Protests in Red Deer show anti-racist education is needed
Will our government stand up to white supremacists?
An anti-racism event that took place in Red Deer, Alberta, on September 20 last month was violently crashed by what protestors described as white supremacists. Watching the infiltration of a peaceful, anti-racist protest be radicalized by counter-protestors shows how far we need to go to combat racism in Canada.
The peace walk was organized by the Black and Indigenous Alliance Alberta and Red Deer Against Racism, who planned to represent discriminated groups in Alberta and protest racist attitudes in the province. It ended, however, withthe police separating these parties from counter-protestors, in a head-to-head yelling match where some protestors were attacked. The event, which was intended to promote the importance of equality among all people, resulted in disaster and violent ignorance.
Watching people react so violently to an event meant to eliminate racism is sickening. Why is it that people are scared or angry at the thought of anti-racist events? I find it difficult to believe that racist individuals do not believe systematic racism exists. In fact, I think their violence is a way of disguising their fear that they will become a part of aminority group themselves. But then, if that is what they’re afraid of, why not advocate against discrimination? “All Lives Matter,” a stance repeated by those like these counter-protestors, is a hypocritical statement all on its own which ignoresracism and intergenerational trauma. If all lives did in fact matter, those who believed such a thing would be concerned for the endangered lives of Black and Indigenous people.
The thing I am most scared of in this world is a group of ignorant people like this, people who cannot accept issues of systematic racism, but accept and enforce white supremacy. They anger me to no end.
That being said, we all have a part to play. I cannot ever understand the effects of systematic racism on the level of a Black or Indigenous person because of my whiteness. For the same reason, I was uneducated about racism when I first began my post-secondary education. Although I did not go out of my way to enforce racist beliefs at the time, I did not go out of my way to prevent them, either. I realize now that it was foolish of me to remain motionless while watching discrimination and violence, like the kind in Red Deer, unfold in front of me. Even though I do not understand everything about systematic racism and racial injustices, I am still willing to learn and speak against it. I have some catching up to do.
“Education trumps ignorance,” said my coworker Reese Estwick on the matter. In other words, not only do you have to be willing to learn what your faults are, you need to be able to unlearn them and re-educate yourself, so you don’t do harm again.
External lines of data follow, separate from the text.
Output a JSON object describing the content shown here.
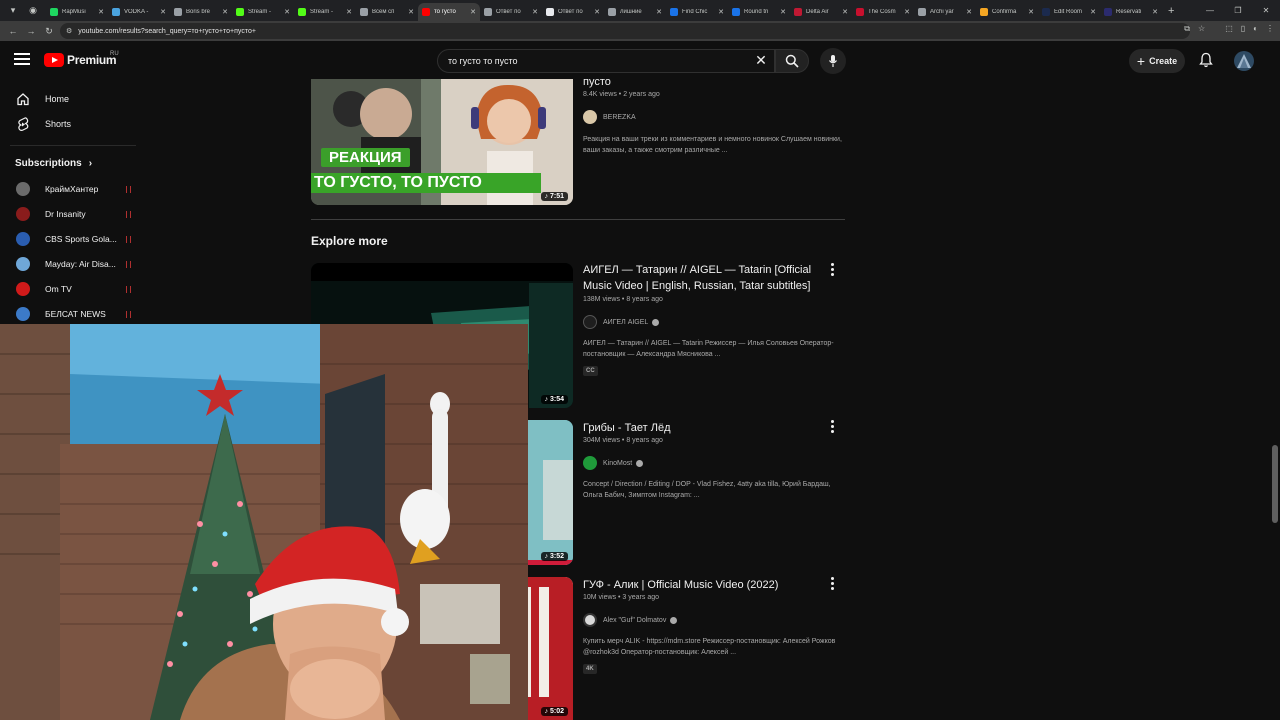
{
  "browser": {
    "tabs": [
      {
        "title": "RapMusi",
        "color": "#1ed760",
        "active": false
      },
      {
        "title": "VODKA -",
        "color": "#4aa3df",
        "active": false
      },
      {
        "title": "Boris bre",
        "color": "#9aa0a6",
        "active": false
      },
      {
        "title": "Stream - ",
        "color": "#53fc18",
        "active": false
      },
      {
        "title": "Stream - ",
        "color": "#53fc18",
        "active": false
      },
      {
        "title": "Всем сп",
        "color": "#9aa0a6",
        "active": false
      },
      {
        "title": "то густо",
        "color": "#ff0000",
        "active": true
      },
      {
        "title": "Ответ по",
        "color": "#9aa0a6",
        "active": false
      },
      {
        "title": "Ответ по",
        "color": "#e8eaed",
        "active": false
      },
      {
        "title": "лишние",
        "color": "#9aa0a6",
        "active": false
      },
      {
        "title": "Find Chic",
        "color": "#1a73e8",
        "active": false
      },
      {
        "title": "Round tri",
        "color": "#1a73e8",
        "active": false
      },
      {
        "title": "Delta Air",
        "color": "#c01933",
        "active": false
      },
      {
        "title": "The Cosm",
        "color": "#c8102e",
        "active": false
      },
      {
        "title": "Archi yar",
        "color": "#9aa0a6",
        "active": false
      },
      {
        "title": "Confirma",
        "color": "#f5a623",
        "active": false
      },
      {
        "title": "Edit Room",
        "color": "#1b2a4e",
        "active": false
      },
      {
        "title": "Reservati",
        "color": "#2b2b6e",
        "active": false
      }
    ],
    "url": "youtube.com/results?search_query=то+густо+то+пусто+"
  },
  "masthead": {
    "logo_text": "Premium",
    "region": "RU",
    "search_value": "то густо то пусто",
    "create_label": "Create"
  },
  "sidebar": {
    "items": [
      {
        "label": "Home",
        "icon": "home-icon"
      },
      {
        "label": "Shorts",
        "icon": "shorts-icon"
      }
    ],
    "subscriptions_label": "Subscriptions",
    "subscriptions": [
      {
        "name": "КраймХантер",
        "color": "#6b6b6b"
      },
      {
        "name": "Dr Insanity",
        "color": "#8a1c1c"
      },
      {
        "name": "CBS Sports Gola...",
        "color": "#2a5db0"
      },
      {
        "name": "Mayday: Air Disa...",
        "color": "#6fa7d8"
      },
      {
        "name": "Om TV",
        "color": "#d01a1a"
      },
      {
        "name": "БЕЛСАТ NEWS",
        "color": "#3c7ac8"
      }
    ]
  },
  "results": {
    "first": {
      "title_tail": "пусто",
      "views": "8.4K views",
      "age": "2 years ago",
      "channel": "BEREZKA",
      "description": "Реакция на ваши треки из комментариев и немного новинок Слушаем новинки, ваши заказы, а также смотрим различные ...",
      "duration": "7:51",
      "thumb_banner": "РЕАКЦИЯ",
      "thumb_caption": "ТО ГУСТО, ТО ПУСТО"
    },
    "explore_more": "Explore more",
    "videos": [
      {
        "title": "АИГЕЛ — Татарин // AIGEL — Tatarin [Official Music Video | English, Russian, Tatar subtitles]",
        "views": "138M views",
        "age": "8 years ago",
        "channel": "АИГЕЛ AIGEL",
        "description": "АИГЕЛ — Татарин // AIGEL — Tatarin Режиссер — Илья Соловьев Оператор-постановщик — Александра Мясникова ...",
        "badge": "CC",
        "duration": "3:54"
      },
      {
        "title": "Грибы - Тает Лёд",
        "views": "304M views",
        "age": "8 years ago",
        "channel": "KinoMost",
        "description": "Concept / Direction / Editing / DOP - Vlad Fishez, 4atty aka tilla, Юрий Бардаш, Ольга Бабич, Зимптом Instagram: ...",
        "duration": "3:52"
      },
      {
        "title": "ГУФ - Алик | Official Music Video (2022)",
        "views": "10M views",
        "age": "3 years ago",
        "channel": "Alex \"Guf\" Dolmatov",
        "description": "Купить мерч ALIK - https://mdm.store Режиссер-постановщик: Алексей Рожков @rozhok3d Оператор-постановщик: Алексей ...",
        "badge": "4K",
        "duration": "5:02"
      }
    ]
  }
}
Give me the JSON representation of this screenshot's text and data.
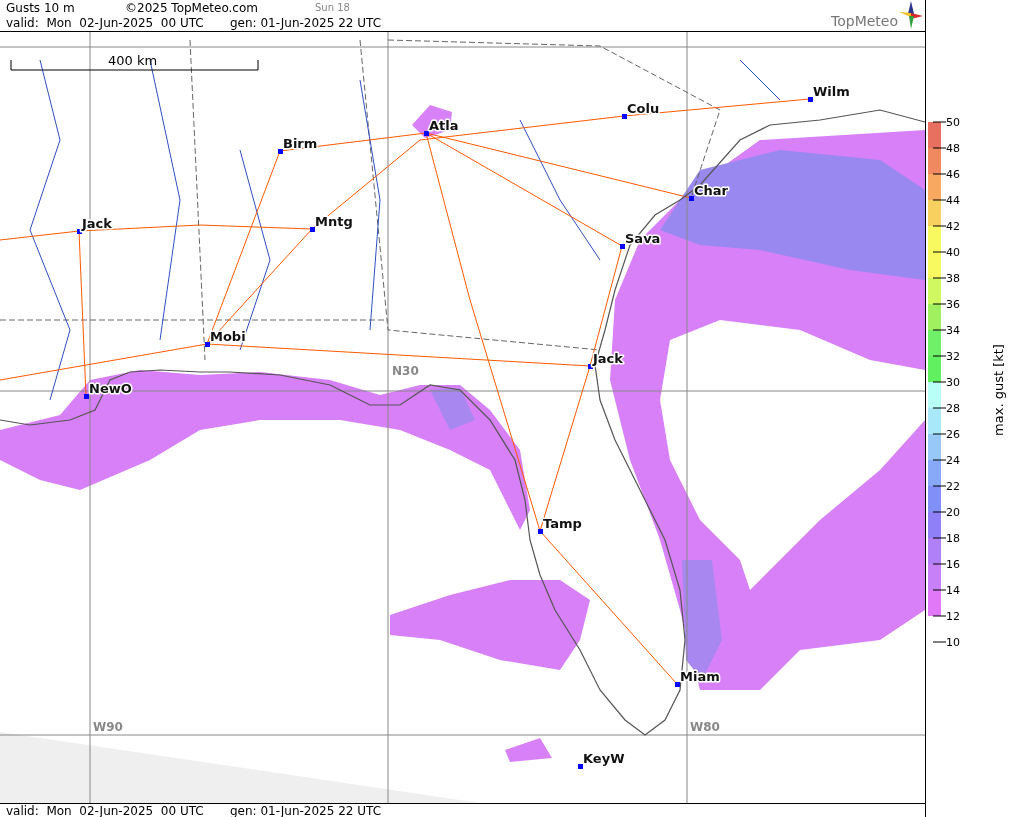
{
  "header": {
    "title": "Gusts 10 m",
    "copyright": "©2025 TopMeteo.com",
    "day_label": "Sun 18",
    "valid": "valid:  Mon  02-Jun-2025  00 UTC",
    "generated": "gen: 01-Jun-2025 22 UTC",
    "logo_text": "TopMeteo"
  },
  "map": {
    "scale_label": "400 km",
    "grid_labels": [
      "N30",
      "W90",
      "W80"
    ],
    "cities": [
      {
        "name": "Wilm"
      },
      {
        "name": "Colu"
      },
      {
        "name": "Atla"
      },
      {
        "name": "Birm"
      },
      {
        "name": "Char"
      },
      {
        "name": "Jack"
      },
      {
        "name": "Mntg"
      },
      {
        "name": "Sava"
      },
      {
        "name": "Mobi"
      },
      {
        "name": "Jack"
      },
      {
        "name": "NewO"
      },
      {
        "name": "Tamp"
      },
      {
        "name": "Miam"
      },
      {
        "name": "KeyW"
      }
    ]
  },
  "legend": {
    "title": "max. gust [kt]",
    "ticks": [
      "50",
      "48",
      "46",
      "44",
      "42",
      "40",
      "38",
      "36",
      "34",
      "32",
      "30",
      "28",
      "26",
      "24",
      "22",
      "20",
      "18",
      "16",
      "14",
      "12",
      "10"
    ],
    "bins": [
      {
        "color": "#e87060"
      },
      {
        "color": "#f08860"
      },
      {
        "color": "#f8a860"
      },
      {
        "color": "#f8d060"
      },
      {
        "color": "#f8f860"
      },
      {
        "color": "#f8f860"
      },
      {
        "color": "#d0f860"
      },
      {
        "color": "#a0f060"
      },
      {
        "color": "#70f068"
      },
      {
        "color": "#60f060"
      },
      {
        "color": "#b8fff8"
      },
      {
        "color": "#a8e8f8"
      },
      {
        "color": "#98c8f8"
      },
      {
        "color": "#88a8f8"
      },
      {
        "color": "#8090f8"
      },
      {
        "color": "#9080f8"
      },
      {
        "color": "#b080f8"
      },
      {
        "color": "#c880f8"
      },
      {
        "color": "#e078f8"
      }
    ]
  },
  "footer": {
    "valid": "valid:  Mon  02-Jun-2025  00 UTC",
    "generated": "gen: 01-Jun-2025 22 UTC"
  }
}
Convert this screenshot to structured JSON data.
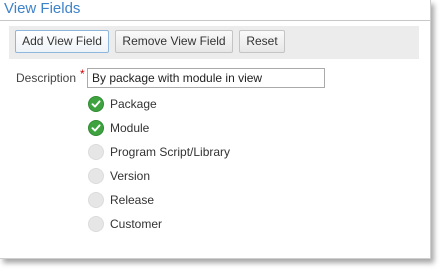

In terms of further education on systematic racism, in light of racist attitudes in Canada, I would like to see the government act on funding more education on how to combat racist beliefs. I watched Prime Minister Trudeau walk in a Black Lives Matter peace walk, but how has he made real efforts to change previous policies that are harmful to Black and Indigenous communities? Jagmeet Singh was thrown out of the House of Commons for calling a Bloc MP racist, because that MP would not acknowledge the existing systemic racism in the RCMP. Singh was penalized because he called it out, so what does this say about our government?
I would like to see immediate action on the government’s part to eliminate systematic racism. Rome was not built in a day, and it will take time to impliment these policies. However, I also know the government has immediately reacted in other situations which do not involve racism, and I do not understand why equal rights and laws against discriminationand violence like the kind in Red Deer would not be at the top of their list.
The way the peace walk in Alberta was covered in the mainstream media also disappoints me. Although it is important to outline the details of what occurred during the interference of the event and the violence that occurred, focusing on the counter-protestors instead of the protesters themselves takes the publicity away from the original value of the peace walk. Furthermore, this fuels white supremacists’ egos, as they want to frighten people into parting with their anti-racist beliefs in fear of being harmed. I would like to see a heavier focus on the beliefs and goals of the peace walk demonstrators, for the benefit of Black and Indigenous communities they represent.
People explaining how their racist actions are justifiable infuriates me. Counter-protesters may claim they were offering an “alternate” or “opposite” perspective, but when it comes to white supremacist violence, “That’s not just demonstrating an alternate perspective, that’s just being racist,” Reese Estwick also said.
On Sunday October 4, the Black and Indigenous Alliance Alberta and Red Deer Against Racism in Alberta had a second go at their peace walk; it was deemed successful, and demonstrators could walk the streets without harm. However, a counter-protest still occurred, separated by RCMP.